In your reply, reproduce every line of the data without any alteration.

Excerpts from an interface dataset

====

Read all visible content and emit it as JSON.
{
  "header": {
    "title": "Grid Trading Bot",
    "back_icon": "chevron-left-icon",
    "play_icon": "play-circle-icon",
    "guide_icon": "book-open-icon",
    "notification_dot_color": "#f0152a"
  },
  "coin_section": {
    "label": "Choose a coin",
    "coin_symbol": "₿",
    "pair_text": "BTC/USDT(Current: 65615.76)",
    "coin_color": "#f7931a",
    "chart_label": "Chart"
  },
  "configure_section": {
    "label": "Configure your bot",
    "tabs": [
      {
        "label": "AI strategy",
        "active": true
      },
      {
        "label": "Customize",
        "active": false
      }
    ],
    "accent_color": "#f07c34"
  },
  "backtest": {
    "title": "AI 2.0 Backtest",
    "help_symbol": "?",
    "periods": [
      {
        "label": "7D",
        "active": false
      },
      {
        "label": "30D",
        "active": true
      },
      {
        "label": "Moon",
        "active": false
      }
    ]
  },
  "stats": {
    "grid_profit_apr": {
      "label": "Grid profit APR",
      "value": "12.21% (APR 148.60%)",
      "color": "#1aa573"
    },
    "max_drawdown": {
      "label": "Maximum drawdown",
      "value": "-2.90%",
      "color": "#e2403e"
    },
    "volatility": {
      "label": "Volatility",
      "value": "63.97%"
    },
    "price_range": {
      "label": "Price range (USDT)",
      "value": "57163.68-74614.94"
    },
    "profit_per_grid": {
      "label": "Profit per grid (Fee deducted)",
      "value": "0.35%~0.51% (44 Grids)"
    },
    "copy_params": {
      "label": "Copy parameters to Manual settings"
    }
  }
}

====

**SOLUTION TO THE EXERCISE:**
Read all visible content and emit it as JSON.
{
  "header": {
    "title": "Grid Trading Bot",
    "back_icon": "chevron-left-icon",
    "play_icon": "play-circle-icon",
    "guide_icon": "book-open-icon",
    "notification_dot_color": "#f0152a"
  },
  "coin_section": {
    "label": "Choose a coin",
    "coin_symbol": "₿",
    "pair_text": "BTC/USDT(Current: 65615.76)",
    "coin_color": "#f7931a",
    "chart_label": "Chart"
  },
  "configure_section": {
    "label": "Configure your bot",
    "tabs": [
      {
        "label": "AI strategy",
        "active": true
      },
      {
        "label": "Customize",
        "active": false
      }
    ],
    "accent_color": "#f07c34"
  },
  "backtest": {
    "title": "AI 2.0 Backtest",
    "help_symbol": "?",
    "periods": [
      {
        "label": "7D",
        "active": false
      },
      {
        "label": "30D",
        "active": true
      },
      {
        "label": "Moon",
        "active": false
      }
    ]
  },
  "stats": {
    "grid_profit_apr": {
      "label": "Grid profit APR",
      "value": "12.21% (APR 148.60%)",
      "color": "#1aa573"
    },
    "max_drawdown": {
      "label": "Maximum drawdown",
      "value": "-2.90%",
      "color": "#e2403e"
    },
    "volatility": {
      "label": "Volatility",
      "value": "63.97%"
    },
    "price_range": {
      "label": "Price range (USDT)",
      "value": "57163.68-74614.94"
    },
    "profit_per_grid": {
      "label": "Profit per grid (Fee deducted)",
      "value": "0.35%~0.51% (44 Grids)"
    },
    "copy_params": {
      "label": "Copy parameters to Manual settings"
    }
  }
}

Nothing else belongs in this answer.